APPEAL FROM THE UNITED STATES DISTRICT COURT FOR THE DISTRICT OF VIRGIN ISLANDS; DIVISION OF ST. CROIX (D.C. Civil No. 75-0961)
Before Seitz, Chief Judge, and Weis and Garth, Circuit Judges.
Under the Virgin Islands Code, may the issuer of an automobile insurance policy, by means of an endorsement attached to the policy, restrict the scope of coverage provided by the omnibus clause of the policy? We conclude that such a restrictive endorsement is legally permissible under the provisions of the Virgin Islands Code relevant for purposes of this case. We therefore affirm the June 7, 1976 order of the district court granting summary judgment in favor of the appellee, American Home Assurance Company ("American").
There is no dispute concerning the facts relevant to this appeal. On January 9, 1975 Zuhdi Abdallah ("Zuhdi") purchased a family combination automobile insurance policy from American which covered his 1969 Cadillac. The policy contained a standard omnibus clause which extended coverage, in the case of an owned automobile, to the named insurer, to any resident of the same household, and to all permissive users. In the case of a non-owned automobile, coverage was provided to the named insured and to any relative of the named insured driving with the permission of the owner. Attached to the policy, however, was an endorsement which excluded coverage for accidents which occurred while the automobile was being operated by a person under the age of twenty-five. This exclusionary endorsement itself contained an exception, expressed as follows: "It is agreed, however, that this exclusion shall not apply to the following persons, who are expressly covered under this policy:." Under this exception was listed only the name of Zuhdi's son, Sufian. Because Sufian was under the age of twenty-five, American was only willing to provide this additional coverage in exchange for a 30 percent premium surcharge.
The Cadillac was sold and replaced by a 1971 Buick in April, 1975. A substitution of automobile form was executed at this time in order to transfer coverage to the new automobile. Registration of the Buick was in Sufian's name, however, and not Zuhdi's. There are apparently disputed factual issues concerning whether the change in registration was ever made known to American. Also in dispute is whether Zuhdi or Sufian was the principal operator of the Buick, and whether American was informed of the identify of the principal operator.*fn1
Sufian's brother, Said, was involved in a serious automobile accident on September 9, 1975, while driving the insured Buick. Thereafter, the occupants of the other vehicle involved in the accident, including Cynthia Grouby, commenced a personal injury tort against Said. Prior to the filing of this tort action, American informed its insured that it would not furnish any coverage with respect to the accident or any defense to the action brought against Said.

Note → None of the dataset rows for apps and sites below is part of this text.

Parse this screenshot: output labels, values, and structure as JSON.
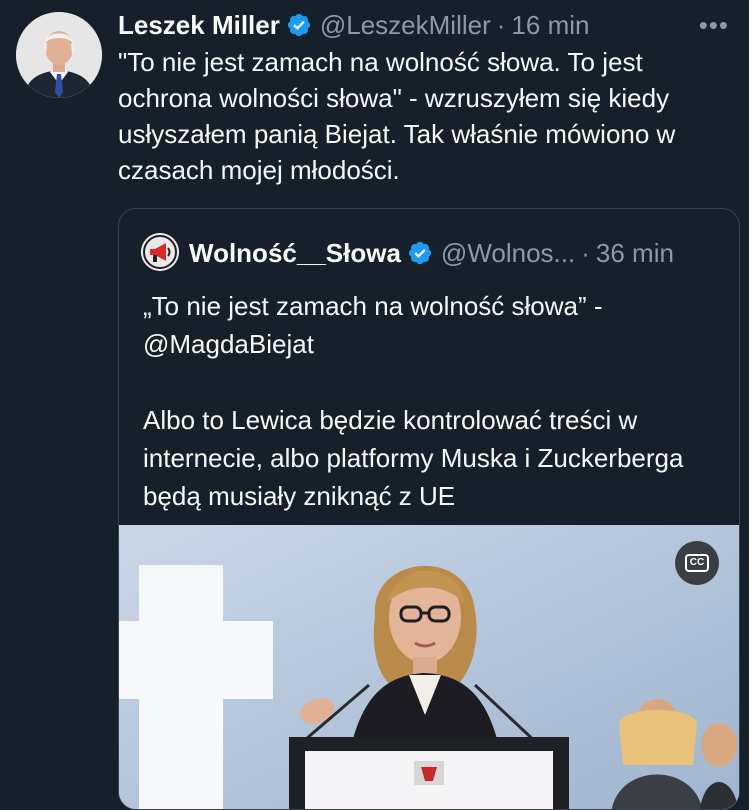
{
  "post": {
    "author_name": "Leszek Miller",
    "author_handle": "@LeszekMiller",
    "separator": "·",
    "time": "16 min",
    "more_label": "•••",
    "text": "\"To nie jest zamach na wolność słowa. To jest ochrona wolności słowa\" - wzruszyłem się kiedy usłyszałem panią Biejat. Tak właśnie mówiono w czasach mojej młodości."
  },
  "quote": {
    "author_name": "Wolność__Słowa",
    "author_handle": "@Wolnos...",
    "separator": "·",
    "time": "36 min",
    "text": "„To nie jest zamach na wolność słowa” - @MagdaBiejat\n\nAlbo to Lewica będzie kontrolować treści w internecie, albo platformy Muska i Zuckerberga będą musiały zniknąć z UE",
    "media": {
      "cc_label": "CC"
    }
  },
  "icons": {
    "verified": "verified-badge-icon",
    "more": "more-options-icon",
    "captions": "closed-captions-icon"
  },
  "colors": {
    "background": "#15202b",
    "text_primary": "#f7f9f9",
    "text_secondary": "#8b98a5",
    "verified_blue": "#1d9bf0",
    "border": "#38444d"
  }
}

Said, claiming coverage under the omnibus clause of the insurance policy and seeking reimbursement for any award in favor of Grouby as well as for costs incurred in defense of the action, brought a third-party action against American. In this action, two grounds were advanced by American in justification of its refusal to extend coverage to Said under the policy. First, it contended that the Abdallahs had given inadequate or inaccurate information at the time that the Buick was substituted for the Cadillac under the policy, and that this constituted a material misrepresentation which voided the policy. Second, it contended that the endorsement excluding coverage for persons under the age of twenty-five, except for Sufian, discharged American from any obligation to extend coverage to Said. It is conceded that only Sufian's name, and not Said's name, is listed under the exception to the exclusionary endorsement.

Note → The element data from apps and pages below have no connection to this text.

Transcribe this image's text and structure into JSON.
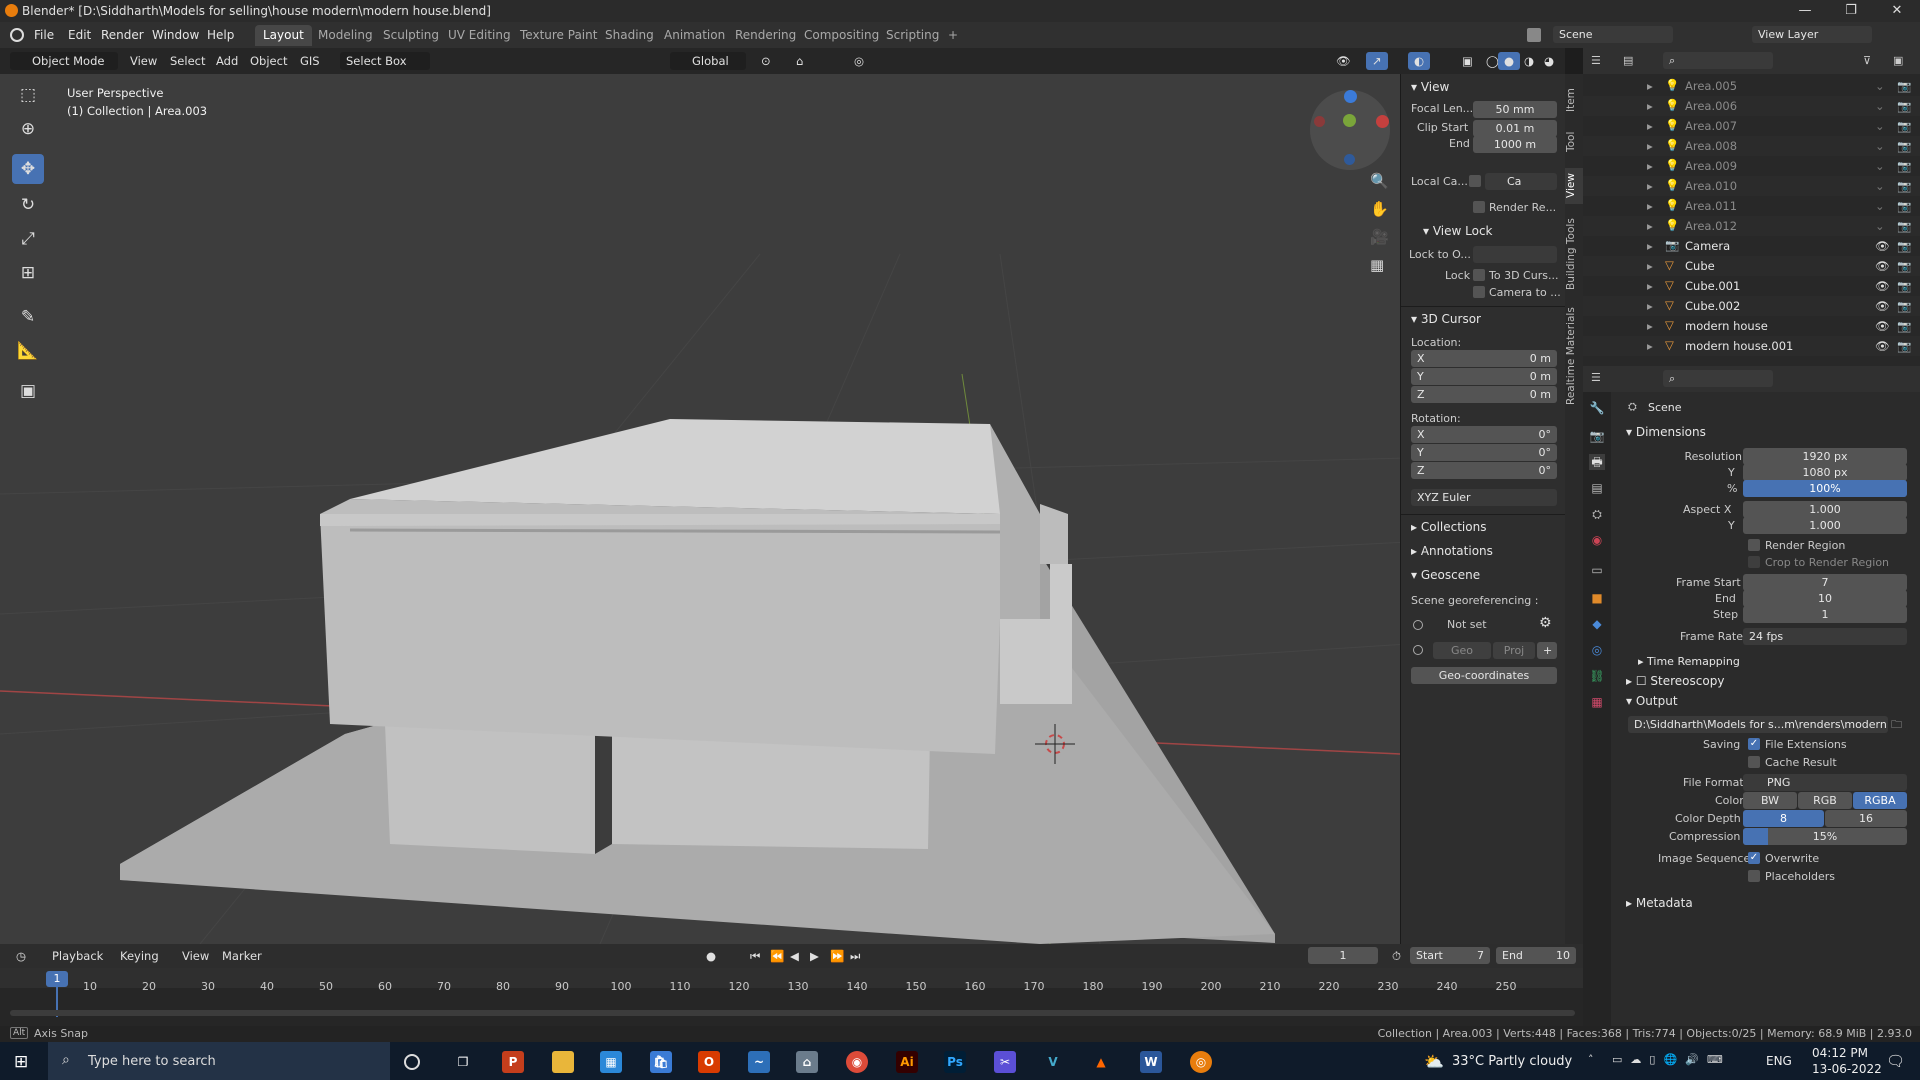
{
  "window": {
    "title": "Blender* [D:\\Siddharth\\Models for selling\\house modern\\modern house.blend]",
    "controls": [
      "—",
      "❐",
      "✕"
    ]
  },
  "menu": {
    "items": [
      "File",
      "Edit",
      "Render",
      "Window",
      "Help"
    ]
  },
  "workspaces": {
    "tabs": [
      "Layout",
      "Modeling",
      "Sculpting",
      "UV Editing",
      "Texture Paint",
      "Shading",
      "Animation",
      "Rendering",
      "Compositing",
      "Scripting"
    ],
    "active": "Layout"
  },
  "scene": {
    "label": "Scene",
    "view_layer": "View Layer"
  },
  "viewport_header": {
    "mode": "Object Mode",
    "view": "View",
    "select": "Select",
    "add": "Add",
    "object": "Object",
    "gis": "GIS",
    "select_box": "Select Box",
    "orientation": "Global"
  },
  "viewport": {
    "perspective": "User Perspective",
    "collection_info": "(1) Collection | Area.003"
  },
  "npanel": {
    "view_title": "View",
    "focal_label": "Focal Len...",
    "focal_value": "50 mm",
    "clip_start_label": "Clip Start",
    "clip_start_value": "0.01 m",
    "end_label": "End",
    "end_value": "1000 m",
    "local_cam_label": "Local Ca...",
    "local_cam_value": "Ca",
    "render_region_label": "Render Re...",
    "view_lock_title": "View Lock",
    "lock_to_label": "Lock to O...",
    "lock_label": "Lock",
    "lock_opt1": "To 3D Curs...",
    "lock_opt2": "Camera to ...",
    "cursor_title": "3D Cursor",
    "location_label": "Location:",
    "loc": [
      {
        "axis": "X",
        "value": "0 m"
      },
      {
        "axis": "Y",
        "value": "0 m"
      },
      {
        "axis": "Z",
        "value": "0 m"
      }
    ],
    "rotation_label": "Rotation:",
    "rot": [
      {
        "axis": "X",
        "value": "0°"
      },
      {
        "axis": "Y",
        "value": "0°"
      },
      {
        "axis": "Z",
        "value": "0°"
      }
    ],
    "rot_mode": "XYZ Euler",
    "collections": "Collections",
    "annotations": "Annotations",
    "geoscene": "Geoscene",
    "georef_label": "Scene georeferencing :",
    "not_set": "Not set",
    "geo": "Geo",
    "proj": "Proj",
    "geo_coords": "Geo-coordinates"
  },
  "sidebar_tabs": [
    "Item",
    "Tool",
    "View",
    "Building Tools",
    "Realtime Materials"
  ],
  "outliner": {
    "items": [
      {
        "name": "Area.005",
        "type": "light"
      },
      {
        "name": "Area.006",
        "type": "light"
      },
      {
        "name": "Area.007",
        "type": "light"
      },
      {
        "name": "Area.008",
        "type": "light"
      },
      {
        "name": "Area.009",
        "type": "light"
      },
      {
        "name": "Area.010",
        "type": "light"
      },
      {
        "name": "Area.011",
        "type": "light"
      },
      {
        "name": "Area.012",
        "type": "light"
      },
      {
        "name": "Camera",
        "type": "camera"
      },
      {
        "name": "Cube",
        "type": "mesh"
      },
      {
        "name": "Cube.001",
        "type": "mesh"
      },
      {
        "name": "Cube.002",
        "type": "mesh"
      },
      {
        "name": "modern house",
        "type": "mesh"
      },
      {
        "name": "modern house.001",
        "type": "mesh"
      }
    ]
  },
  "properties": {
    "scene": "Scene",
    "dimensions": "Dimensions",
    "res_x_label": "Resolution X",
    "res_x": "1920 px",
    "y_label": "Y",
    "res_y": "1080 px",
    "pct_label": "%",
    "pct": "100%",
    "aspect_x_label": "Aspect X",
    "aspect_x": "1.000",
    "aspect_y": "1.000",
    "render_region": "Render Region",
    "crop": "Crop to Render Region",
    "frame_start_label": "Frame Start",
    "frame_start": "7",
    "end_label": "End",
    "frame_end": "10",
    "step_label": "Step",
    "step": "1",
    "frame_rate_label": "Frame Rate",
    "frame_rate": "24 fps",
    "time_remap": "Time Remapping",
    "stereoscopy": "Stereoscopy",
    "output": "Output",
    "output_path": "D:\\Siddharth\\Models for s...m\\renders\\modern house",
    "saving_label": "Saving",
    "file_ext": "File Extensions",
    "cache": "Cache Result",
    "format_label": "File Format",
    "format": "PNG",
    "color_label": "Color",
    "color_bw": "BW",
    "color_rgb": "RGB",
    "color_rgba": "RGBA",
    "depth_label": "Color Depth",
    "depth_8": "8",
    "depth_16": "16",
    "compression_label": "Compression",
    "compression": "15%",
    "compression_fraction": 0.15,
    "img_seq_label": "Image Sequence",
    "overwrite": "Overwrite",
    "placeholders": "Placeholders",
    "metadata": "Metadata"
  },
  "timeline": {
    "playback": "Playback",
    "keying": "Keying",
    "view": "View",
    "marker": "Marker",
    "current": "1",
    "start_label": "Start",
    "start": "7",
    "end_label": "End",
    "end": "10",
    "ticks": [
      "10",
      "20",
      "30",
      "40",
      "50",
      "60",
      "70",
      "80",
      "90",
      "100",
      "110",
      "120",
      "130",
      "140",
      "150",
      "160",
      "170",
      "180",
      "190",
      "200",
      "210",
      "220",
      "230",
      "240",
      "250"
    ]
  },
  "status": {
    "left": "Axis Snap",
    "right": "Collection | Area.003 | Verts:448 | Faces:368 | Tris:774 | Objects:0/25 | Memory: 68.9 MiB | 2.93.0",
    "alt": "Alt"
  },
  "taskbar": {
    "search": "Type here to search",
    "weather": "33°C  Partly cloudy",
    "lang": "ENG",
    "time": "04:12 PM",
    "date": "13-06-2022"
  },
  "colors": {
    "accent": "#4772b3",
    "viewport_bg": "#3d3d3d",
    "panel_bg": "#2e2e2e",
    "x_axis": "#c4403e",
    "y_axis": "#7aa53a",
    "z_axis": "#3b7bd9"
  }
}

Both American and Said moved for summary judgment in the third-party action. The district court concluded that no disputed factual issues were involved concerning the effect of the exclusionary endorsement on Said's coverage under the policy. Determining that the exclusionary endorsement was valid under the Virgin Islands Code, and that its effect was to exclude Said from coverage under the policy, the district court granted summary judgment in favor of American.*fn2
Said raises three arguments in support of the position that he is an insured driver under the policy. First, he contends that the exclusionary endorsement is void because it conflicts with provisions of the Virgin Islands Code which require automobile insurance policies to include a provision insuring permissive users. Second, the endorsement is said to be invalid because it unreasonably affects the risk purported to be assumed in the general coverage of the policy. Third, any approval by the Insurance Commissioner of the exclusionary endorsement is claimed to be a nullity because the endorsement is specifically prohibited by statute. We do not read the Virgin Islands Code as supporting these arguments.
Until recently,*fn3 the Virgin Islands did not require the registered owners of automobiles to obtain automobile liability insurance. At the time of Said's accident, insurance coverage was voluntary and automobile insurance policies were subject to the general statutory ...